To do: Nothing but the records, repeated exactly, should form the response.
Listed entries section start
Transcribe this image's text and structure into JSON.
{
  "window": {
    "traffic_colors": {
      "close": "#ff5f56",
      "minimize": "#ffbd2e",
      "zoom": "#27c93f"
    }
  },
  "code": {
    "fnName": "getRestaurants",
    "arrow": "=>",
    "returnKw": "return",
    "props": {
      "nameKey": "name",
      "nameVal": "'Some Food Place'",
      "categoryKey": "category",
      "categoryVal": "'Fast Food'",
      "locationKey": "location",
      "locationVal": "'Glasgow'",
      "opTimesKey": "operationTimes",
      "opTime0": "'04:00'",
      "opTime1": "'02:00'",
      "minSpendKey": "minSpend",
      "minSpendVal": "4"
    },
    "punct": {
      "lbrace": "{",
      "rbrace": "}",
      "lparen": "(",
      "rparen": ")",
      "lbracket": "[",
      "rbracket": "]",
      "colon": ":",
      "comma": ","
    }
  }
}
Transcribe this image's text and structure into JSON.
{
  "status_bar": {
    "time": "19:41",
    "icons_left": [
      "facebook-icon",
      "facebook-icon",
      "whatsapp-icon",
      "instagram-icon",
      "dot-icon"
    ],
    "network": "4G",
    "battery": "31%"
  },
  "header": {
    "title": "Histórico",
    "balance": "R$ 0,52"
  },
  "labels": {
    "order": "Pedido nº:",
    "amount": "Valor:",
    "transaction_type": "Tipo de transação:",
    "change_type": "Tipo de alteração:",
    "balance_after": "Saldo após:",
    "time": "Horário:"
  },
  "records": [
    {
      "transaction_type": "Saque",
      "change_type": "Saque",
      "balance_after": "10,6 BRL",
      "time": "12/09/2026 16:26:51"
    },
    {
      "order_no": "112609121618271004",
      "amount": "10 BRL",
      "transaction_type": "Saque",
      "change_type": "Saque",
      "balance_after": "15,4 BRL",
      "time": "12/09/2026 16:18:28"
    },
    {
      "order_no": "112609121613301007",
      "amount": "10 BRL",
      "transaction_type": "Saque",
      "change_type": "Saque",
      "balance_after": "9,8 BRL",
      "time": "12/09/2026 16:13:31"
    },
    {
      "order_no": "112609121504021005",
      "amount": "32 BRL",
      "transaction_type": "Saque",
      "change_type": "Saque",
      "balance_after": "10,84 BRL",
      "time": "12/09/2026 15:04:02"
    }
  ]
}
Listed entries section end
Solution to the problem:
Transcribe this image's text and structure into JSON.
{
  "window": {
    "traffic_colors": {
      "close": "#ff5f56",
      "minimize": "#ffbd2e",
      "zoom": "#27c93f"
    }
  },
  "code": {
    "fnName": "getRestaurants",
    "arrow": "=>",
    "returnKw": "return",
    "props": {
      "nameKey": "name",
      "nameVal": "'Some Food Place'",
      "categoryKey": "category",
      "categoryVal": "'Fast Food'",
      "locationKey": "location",
      "locationVal": "'Glasgow'",
      "opTimesKey": "operationTimes",
      "opTime0": "'04:00'",
      "opTime1": "'02:00'",
      "minSpendKey": "minSpend",
      "minSpendVal": "4"
    },
    "punct": {
      "lbrace": "{",
      "rbrace": "}",
      "lparen": "(",
      "rparen": ")",
      "lbracket": "[",
      "rbracket": "]",
      "colon": ":",
      "comma": ","
    }
  }
}
Transcribe this image's text and structure into JSON.
{
  "status_bar": {
    "time": "19:41",
    "icons_left": [
      "facebook-icon",
      "facebook-icon",
      "whatsapp-icon",
      "instagram-icon",
      "dot-icon"
    ],
    "network": "4G",
    "battery": "31%"
  },
  "header": {
    "title": "Histórico",
    "balance": "R$ 0,52"
  },
  "labels": {
    "order": "Pedido nº:",
    "amount": "Valor:",
    "transaction_type": "Tipo de transação:",
    "change_type": "Tipo de alteração:",
    "balance_after": "Saldo após:",
    "time": "Horário:"
  },
  "records": [
    {
      "transaction_type": "Saque",
      "change_type": "Saque",
      "balance_after": "10,6 BRL",
      "time": "12/09/2026 16:26:51"
    },
    {
      "order_no": "112609121618271004",
      "amount": "10 BRL",
      "transaction_type": "Saque",
      "change_type": "Saque",
      "balance_after": "15,4 BRL",
      "time": "12/09/2026 16:18:28"
    },
    {
      "order_no": "112609121613301007",
      "amount": "10 BRL",
      "transaction_type": "Saque",
      "change_type": "Saque",
      "balance_after": "9,8 BRL",
      "time": "12/09/2026 16:13:31"
    },
    {
      "order_no": "112609121504021005",
      "amount": "32 BRL",
      "transaction_type": "Saque",
      "change_type": "Saque",
      "balance_after": "10,84 BRL",
      "time": "12/09/2026 15:04:02"
    }
  ]
}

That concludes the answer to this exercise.